'Midlife crisis' seems to be a phrase that's made light of (and made fun of, even) in modern times. And the women who experience a mid-life crisis and want to step away for self-reflection are considered weak, flaky or insensitive. They're often trivialized, or categorized as lost, depressed, or disconnected.
Not having a framework to undergo this deeply spiritual experience of disillusionment, many modern women simply try to hide from it, don't talk about it, or run away from it. So instead, what often happens is they turn to harmful habits (shop recklessly, drink more, etc.) or burn bridges to find new sets of friends and relationships.
If you have experienced some form of midlife-crisis, or what I prefer to call a soul crisis, or even an identity crisis, you know that life as you know it is changing right in front of your eyes. You don't know who you are anymore. Everything you've taken for granted is falling apart. Your relationships are dissolving, your job holds no meaning, your pleasures make no sense.
If you're going through this, hopefully the breakdown below of the why, when, what, and how will at least help you better understand those emotions you're feeling.
WHY Do We Have a Midlife Crisis?
All our lives, from the time we're born, we've been set up to follow the norms of society, culture and generational upbringing. Even though externally we might be set up to lead perfect lives, internally, we may start to notice that none of it brings happiness as we had expected.
The things we pursued, like having a house, husband, kids, and career suddenly feel empty of meaning, and can bring no satisfaction any longer. We start experiencing a sense of disenchantment with it all.
The moment of crisis is when we suddenly wake up and look around, when our inner wisdom is prompting us to slow down, or even stop—to stop running around, stop following the same old rut we've been treading, and to question our next steps. Life puts us in this crisis mode in order to bring about an inner awakening.
WHEN Does It Happen?

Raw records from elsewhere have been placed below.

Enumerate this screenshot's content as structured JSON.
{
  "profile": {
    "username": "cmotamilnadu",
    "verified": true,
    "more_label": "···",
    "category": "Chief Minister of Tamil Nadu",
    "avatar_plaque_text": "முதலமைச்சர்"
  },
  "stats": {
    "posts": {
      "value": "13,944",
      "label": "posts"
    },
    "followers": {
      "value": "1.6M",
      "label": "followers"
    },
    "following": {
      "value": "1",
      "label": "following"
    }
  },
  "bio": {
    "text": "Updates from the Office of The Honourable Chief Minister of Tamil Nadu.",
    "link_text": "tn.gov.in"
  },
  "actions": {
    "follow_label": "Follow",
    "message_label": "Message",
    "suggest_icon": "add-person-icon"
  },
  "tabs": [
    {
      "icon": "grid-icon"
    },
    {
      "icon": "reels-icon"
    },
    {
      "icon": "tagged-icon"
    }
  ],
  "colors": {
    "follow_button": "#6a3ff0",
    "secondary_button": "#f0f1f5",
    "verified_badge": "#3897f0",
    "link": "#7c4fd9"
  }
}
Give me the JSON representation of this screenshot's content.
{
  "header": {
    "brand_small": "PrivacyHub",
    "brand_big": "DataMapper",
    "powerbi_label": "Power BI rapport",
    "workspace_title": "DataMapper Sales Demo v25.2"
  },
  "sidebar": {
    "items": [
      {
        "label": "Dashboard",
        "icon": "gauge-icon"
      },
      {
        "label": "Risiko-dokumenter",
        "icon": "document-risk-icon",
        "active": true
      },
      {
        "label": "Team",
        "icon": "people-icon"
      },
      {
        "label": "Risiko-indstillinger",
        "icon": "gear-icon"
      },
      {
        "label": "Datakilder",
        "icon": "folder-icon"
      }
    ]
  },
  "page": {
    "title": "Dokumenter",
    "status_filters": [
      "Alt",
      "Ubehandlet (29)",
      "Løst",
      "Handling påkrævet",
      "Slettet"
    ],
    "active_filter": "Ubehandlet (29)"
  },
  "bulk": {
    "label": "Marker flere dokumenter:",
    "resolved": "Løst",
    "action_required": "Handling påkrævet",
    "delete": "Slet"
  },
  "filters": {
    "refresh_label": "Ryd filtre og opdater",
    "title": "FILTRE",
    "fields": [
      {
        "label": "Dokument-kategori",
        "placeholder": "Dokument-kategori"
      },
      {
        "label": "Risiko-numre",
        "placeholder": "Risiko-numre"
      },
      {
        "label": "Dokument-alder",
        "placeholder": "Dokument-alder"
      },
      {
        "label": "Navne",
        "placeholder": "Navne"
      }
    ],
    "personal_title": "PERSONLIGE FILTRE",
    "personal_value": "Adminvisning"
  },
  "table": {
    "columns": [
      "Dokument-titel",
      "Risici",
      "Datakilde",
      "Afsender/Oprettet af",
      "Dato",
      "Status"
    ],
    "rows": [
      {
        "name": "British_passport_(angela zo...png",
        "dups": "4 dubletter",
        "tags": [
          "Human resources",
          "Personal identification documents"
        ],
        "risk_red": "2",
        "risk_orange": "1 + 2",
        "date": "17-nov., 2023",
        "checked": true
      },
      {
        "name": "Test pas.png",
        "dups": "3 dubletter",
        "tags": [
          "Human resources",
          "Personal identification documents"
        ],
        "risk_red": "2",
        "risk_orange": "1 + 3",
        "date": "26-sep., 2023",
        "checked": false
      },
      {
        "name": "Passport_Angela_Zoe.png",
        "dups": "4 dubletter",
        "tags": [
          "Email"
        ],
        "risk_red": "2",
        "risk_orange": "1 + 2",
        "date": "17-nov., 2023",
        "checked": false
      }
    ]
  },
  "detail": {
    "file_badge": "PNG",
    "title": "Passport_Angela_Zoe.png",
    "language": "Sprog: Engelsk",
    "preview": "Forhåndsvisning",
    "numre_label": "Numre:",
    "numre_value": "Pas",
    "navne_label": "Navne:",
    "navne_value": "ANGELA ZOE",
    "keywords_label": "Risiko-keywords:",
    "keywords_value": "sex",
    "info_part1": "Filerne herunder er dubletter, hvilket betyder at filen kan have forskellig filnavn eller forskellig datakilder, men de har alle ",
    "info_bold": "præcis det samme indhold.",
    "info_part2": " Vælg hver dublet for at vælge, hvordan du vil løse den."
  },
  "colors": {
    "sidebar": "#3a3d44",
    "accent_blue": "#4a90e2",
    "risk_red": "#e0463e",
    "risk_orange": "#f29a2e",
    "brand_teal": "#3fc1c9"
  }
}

For many women, this phase happens between the ages of 36 and 45. It's as natural a phase as having their first period or going through menopause. However, it's a deeply spiritual phase that's not recognized as such in modern times.
Not having support during this period of intense emotions, women may not know how to reach deeper within themselves to reflect on their inner needs and urges. They might not recognize their soul's longing and calling. Psychology books might talk about the depression, but they don't address the acute disenchantment that happens during this phase.
WHAT Can We Do About It?
Ancient yoga recognizes these feelings and state of being as a very important phase of spiritual evolution.
Samvega,in Sanskrit, means a sense of agitation or an intense disillusionment with life or the world as it is. It's a state of mind when one feels disenchanted with life, and can no longer find meaning or happiness in the life they're living.
Such a state of suffering carries with it a momentum that's not found when life goes on smoothly. So Patanjali urges us to use this state of disenchantment as a portal to seeking self-realization.
|| Tivra Samvega Asannah || -Patanjali Yoga Sutras, 1.21
Meaning: For those who pursue their practices in the aftermath of the intensity of their disillusionment, self-realization is as near as the intensity with which they practice.
The female midlife crisis (for lack of a better term) is as natural a phase of growth as getting your period, or going through menopause. When we can acknowledge it as such, there's a lot more opportunity to treat it as a sacred rite of passage toward spiritual maturity.
HOW to Step Into the Next Phase of Our Lives
The natural next step, when we can recognize this phase as sacred, is to slow down rather than run away; to invite in silence and stillness. Because only in stillness can we reconnect with our inner selves.
There are several ways to connect with our inner wisdom. Solitude, meditation, journaling, inner inquiry are all wonderful ways to reconnect with the wisdom that's always guiding us from within. When we operate from this place of wisdom, our every thought can be mindful, our every choice is deliberate, our every action is conscious, and our every decision is in service of the soul. THEN, our next steps become clear.
So let's use this sacred phase of falling apart to give us the intensity and the momentum we need to recognize and hear the calling of our soul. To find meaning and purpose. And to finally learn the next steps toward freedom and true fulfillment.
Image credit: Tie Simpson